These steps mean, simply (1) admission of alcoholism; (2) personality analysis and catharsis; (3) adjustment of personal relations; (4) dependence upon some higher power; and (5) working with other alcoholics.
Most strongly we point out that adherence to these principles is not a condition of AA membership. Any alcoholic who admits he has a problem is an A.A. member regardless of how much he disagrees with the program. Based upon our experience, the whole program is a suggestion only. The alcoholic, objecting at first to the spiritual factor, is urged to keep an open mind, meanwhile treating his own AA group as a “power greater than himself.” Under these conditions the newcomer commences to undergo a personality change at such a rate and of such dimensions that he cannot fully account for it on the basis of self-realization and self-discipline. Not only does his alcoholic obsession disappear, but also he finds himself progressively free of fear, resentment, and inferiority. These changes seem to have come about automatically. Hence he concludes that “A power greater than himself” must have indeed have been at work. Having come to this point, he begins to form his own concept of God. He then develops confidence in that concept, which grows, as he gets proof in everyday life that his new faith actually works, really produces results.
This is what AA’s are trying to say when they talk about a spiritual experience. They mean a certain quality of personality change which, in their belief, could not have occurred without the help and presence of the creative spirit of the universe.
With the average AA, many months, may lapse before he is aware of faith in the spiritual sense. Yet I know scarcely an AA member of more than a year’s standing who still thinks his transformation wholly a psychological phenomenon based entirely upon his own normal resources. Almost everyone of our members will tell you that, while he may not go along with a clergyman’s concept of God, he has developed one of his own on which he can positively depend, one which works for him.
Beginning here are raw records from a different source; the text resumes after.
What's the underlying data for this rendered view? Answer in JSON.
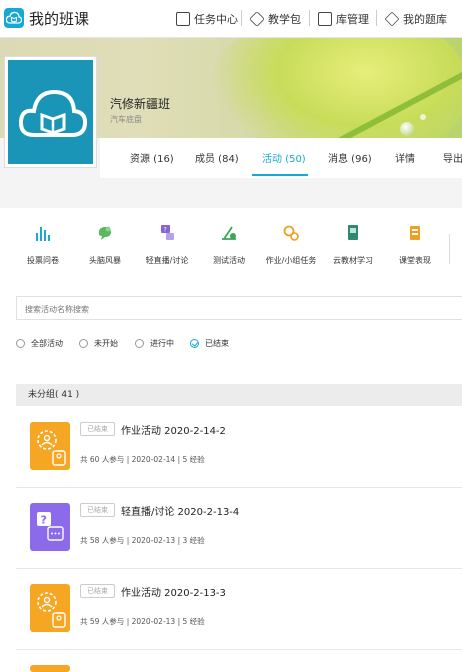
{
  "app": {
    "title": "我的班课",
    "logo_icon": "cloud-book-icon",
    "accent": "#17a8d5"
  },
  "topnav": {
    "items": [
      {
        "label": "任务中心",
        "icon": "task-icon"
      },
      {
        "label": "教学包",
        "icon": "package-icon"
      },
      {
        "label": "库管理",
        "icon": "library-icon"
      },
      {
        "label": "我的题库",
        "icon": "question-bank-icon"
      }
    ]
  },
  "class": {
    "name": "汽修新疆班",
    "subtitle": "汽车底盘",
    "avatar_icon": "cloud-book-icon"
  },
  "tabs": {
    "items": [
      {
        "label": "资源 (16)"
      },
      {
        "label": "成员 (84)"
      },
      {
        "label": "活动 (50)",
        "active": true
      },
      {
        "label": "消息 (96)"
      },
      {
        "label": "详情"
      },
      {
        "label": "导出"
      }
    ]
  },
  "tools": {
    "items": [
      {
        "label": "投票问卷",
        "icon": "vote-icon",
        "color": "#17a8d5"
      },
      {
        "label": "头脑风暴",
        "icon": "brainstorm-icon",
        "color": "#5cb85c"
      },
      {
        "label": "轻直播/讨论",
        "icon": "live-discussion-icon",
        "color": "#8a63d2"
      },
      {
        "label": "测试活动",
        "icon": "test-icon",
        "color": "#3aa657"
      },
      {
        "label": "作业/小组任务",
        "icon": "homework-icon",
        "color": "#f0a020"
      },
      {
        "label": "云教材学习",
        "icon": "textbook-icon",
        "color": "#2d8a6e"
      },
      {
        "label": "课堂表现",
        "icon": "performance-icon",
        "color": "#f0a020"
      }
    ]
  },
  "search": {
    "placeholder": "搜索活动名称搜索",
    "value": ""
  },
  "filters": {
    "items": [
      {
        "label": "全部活动",
        "checked": false
      },
      {
        "label": "未开始",
        "checked": false
      },
      {
        "label": "进行中",
        "checked": false
      },
      {
        "label": "已结束",
        "checked": true
      }
    ]
  },
  "group": {
    "label": "未分组( 41 )"
  },
  "activities": [
    {
      "status": "已结束",
      "title": "作业活动 2020-2-14-2",
      "meta": "共 60 人参与  |  2020-02-14  |  5 经验",
      "type_icon": "homework-icon",
      "color": "#f5a623"
    },
    {
      "status": "已结束",
      "title": "轻直播/讨论 2020-2-13-4",
      "meta": "共 58 人参与  |  2020-02-13  |  3 经验",
      "type_icon": "live-discussion-icon",
      "color": "#8b6bea"
    },
    {
      "status": "已结束",
      "title": "作业活动 2020-2-13-3",
      "meta": "共 59 人参与  |  2020-02-13  |  5 经验",
      "type_icon": "homework-icon",
      "color": "#f5a623"
    }
  ]
}
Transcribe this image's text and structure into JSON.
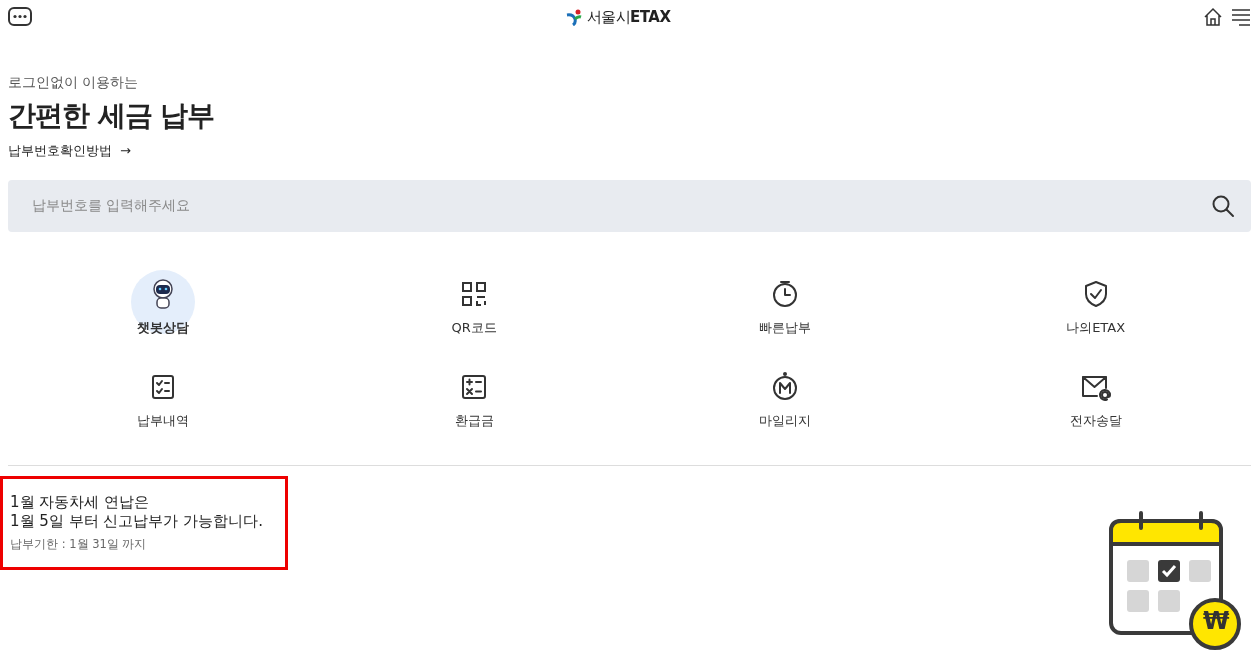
{
  "header": {
    "logo": "서울시**ETAX**"
  },
  "intro": {
    "subtitle": "로그인없이 이용하는",
    "title": "간편한 세금 납부",
    "help_link": "납부번호확인방법",
    "help_arrow": "→"
  },
  "search": {
    "placeholder": "납부번호를 입력해주세요"
  },
  "menu": [
    {
      "kind": "chatbot",
      "label": "챗봇상담",
      "selected": true
    },
    {
      "kind": "qr",
      "label": "QR코드",
      "selected": false
    },
    {
      "kind": "clock",
      "label": "빠른납부",
      "selected": false
    },
    {
      "kind": "shield",
      "label": "나의ETAX",
      "selected": false
    },
    {
      "kind": "checklist",
      "label": "납부내역",
      "selected": false
    },
    {
      "kind": "calculator",
      "label": "환급금",
      "selected": false
    },
    {
      "kind": "mileage",
      "label": "마일리지",
      "selected": false
    },
    {
      "kind": "mail",
      "label": "전자송달",
      "selected": false
    }
  ],
  "notice": {
    "lines": [
      "1월 자동차세 연납은",
      "1월 5일 부터 신고납부가 가능합니다."
    ],
    "deadline": "납부기한 : 1월 31일 까지",
    "coin_symbol": "₩"
  }
}
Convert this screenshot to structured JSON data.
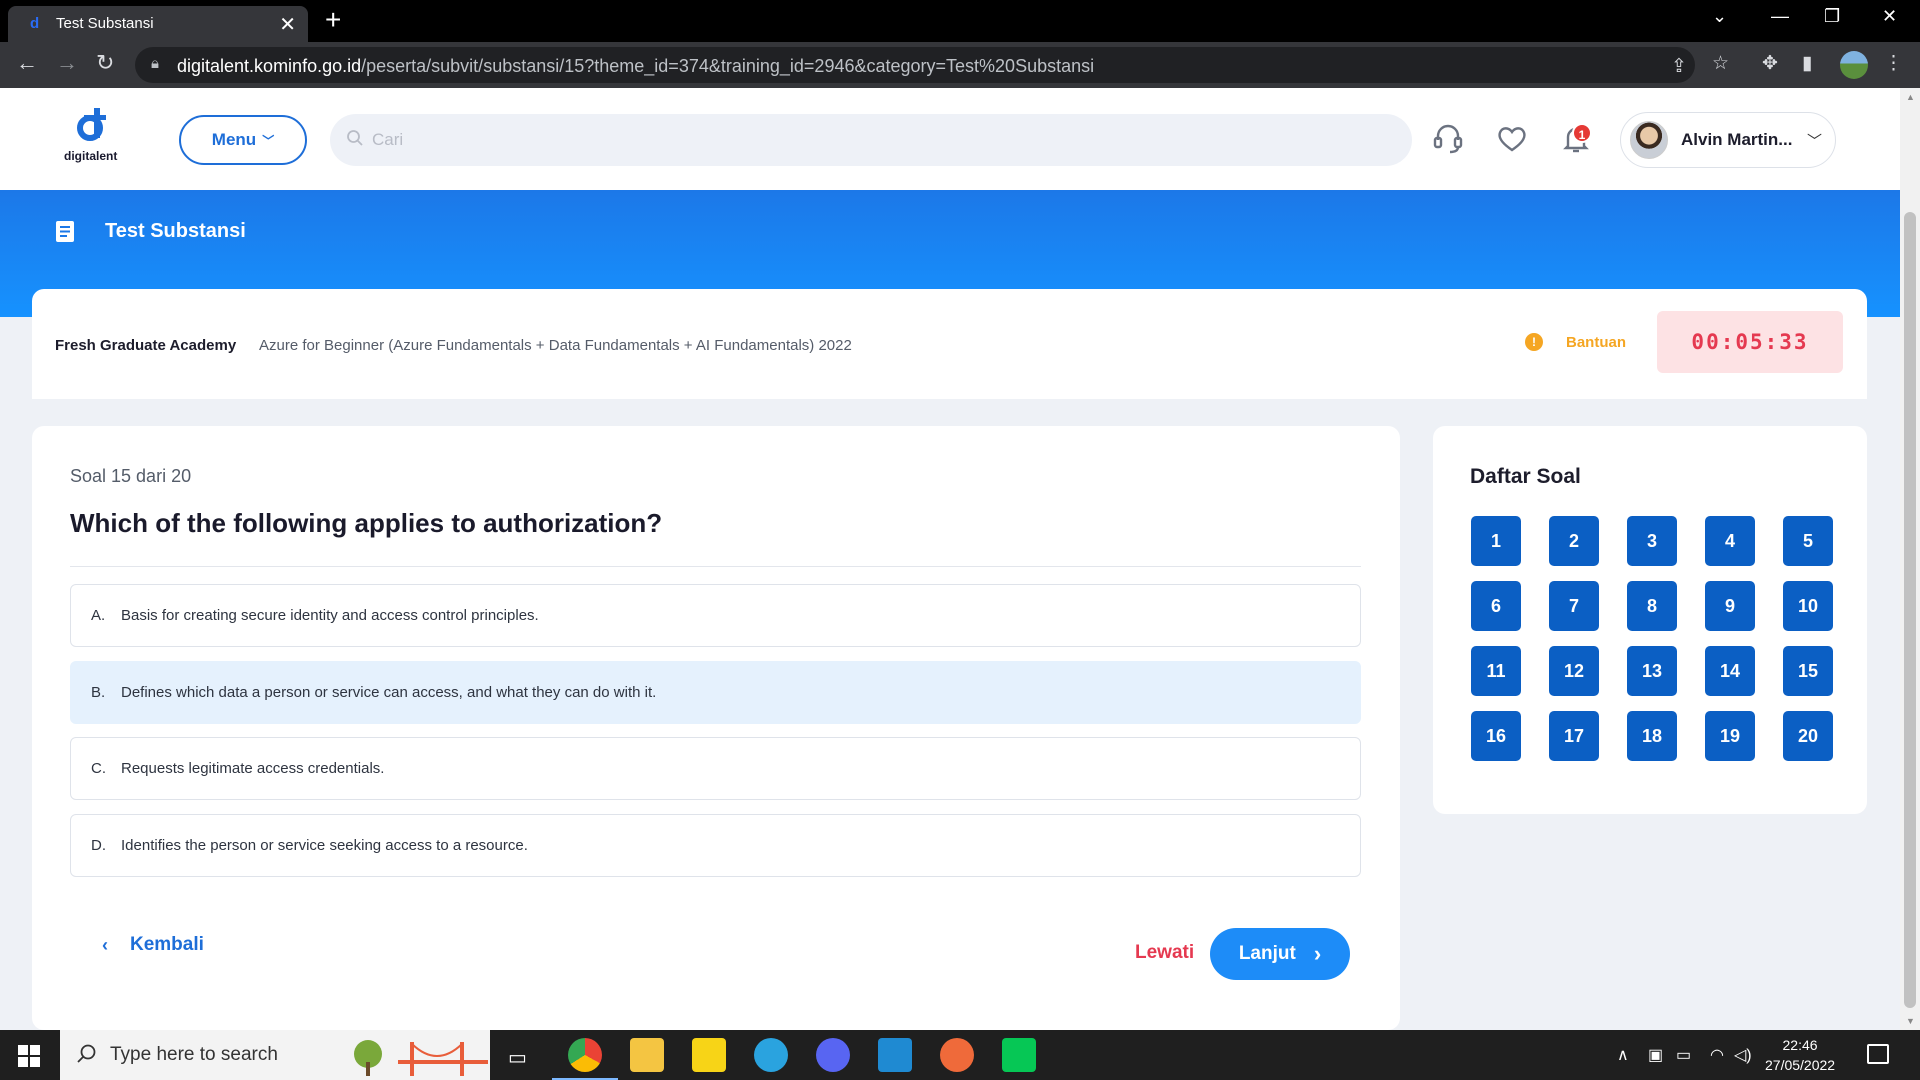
{
  "browser": {
    "tab_title": "Test Substansi",
    "url_host": "digitalent.kominfo.go.id",
    "url_path": "/peserta/subvit/substansi/15?theme_id=374&training_id=2946&category=Test%20Substansi"
  },
  "header": {
    "logo_text": "digitalent",
    "menu_label": "Menu",
    "search_placeholder": "Cari",
    "notification_count": "1",
    "user_name": "Alvin Martin..."
  },
  "banner": {
    "title": "Test Substansi"
  },
  "info": {
    "academy": "Fresh Graduate Academy",
    "training": "Azure for Beginner (Azure Fundamentals + Data Fundamentals + AI Fundamentals) 2022",
    "help_label": "Bantuan",
    "timer": "00:05:33"
  },
  "question": {
    "counter": "Soal 15 dari 20",
    "text": "Which of the following applies to authorization?",
    "options": [
      {
        "letter": "A.",
        "text": "Basis for creating secure identity and access control principles."
      },
      {
        "letter": "B.",
        "text": "Defines which data a person or service can access, and what they can do with it."
      },
      {
        "letter": "C.",
        "text": "Requests legitimate access credentials."
      },
      {
        "letter": "D.",
        "text": "Identifies the person or service seeking access to a resource."
      }
    ],
    "selected_option": "B",
    "back_label": "Kembali",
    "skip_label": "Lewati",
    "next_label": "Lanjut"
  },
  "question_list": {
    "title": "Daftar Soal",
    "numbers": [
      "1",
      "2",
      "3",
      "4",
      "5",
      "6",
      "7",
      "8",
      "9",
      "10",
      "11",
      "12",
      "13",
      "14",
      "15",
      "16",
      "17",
      "18",
      "19",
      "20"
    ]
  },
  "taskbar": {
    "search_placeholder": "Type here to search",
    "time": "22:46",
    "date": "27/05/2022"
  },
  "colors": {
    "primary": "#1e6ed8",
    "banner": "#1c78e8",
    "question_tile": "#0b5fc4",
    "timer_text": "#e53950",
    "timer_bg": "#fde2e4",
    "help": "#f5a623",
    "selected_option_bg": "#e5f1fd"
  }
}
We AA’s are quite indifferent to what people may call this spiritual experience of ours. But to us it looks very much like conversion, the very thing most alcoholics have sworn they never would have. In fact I am beginning to believe that we shall have to call it just that, for I know our good friend, Dr. Harry Tiebout, is sitting in this room. As you may know, he is the psychiatrist who recently told his own professional Society, The American Psychiatric Association, that what we AA’s get is conversion – sure enough and no fooling! And if the spirit of that great psychologist, William James, could be consulted, he’d doubtless refer us to his famous book, Varieties of Religious Experience, in which personality change through the educational variety of spiritual experience, or conversion is so ably explored. Whatever this mysterious process is, it certainly seems to work, and with us who are on the way to the asylum or the undertaker anything that works looks very, very good indeed.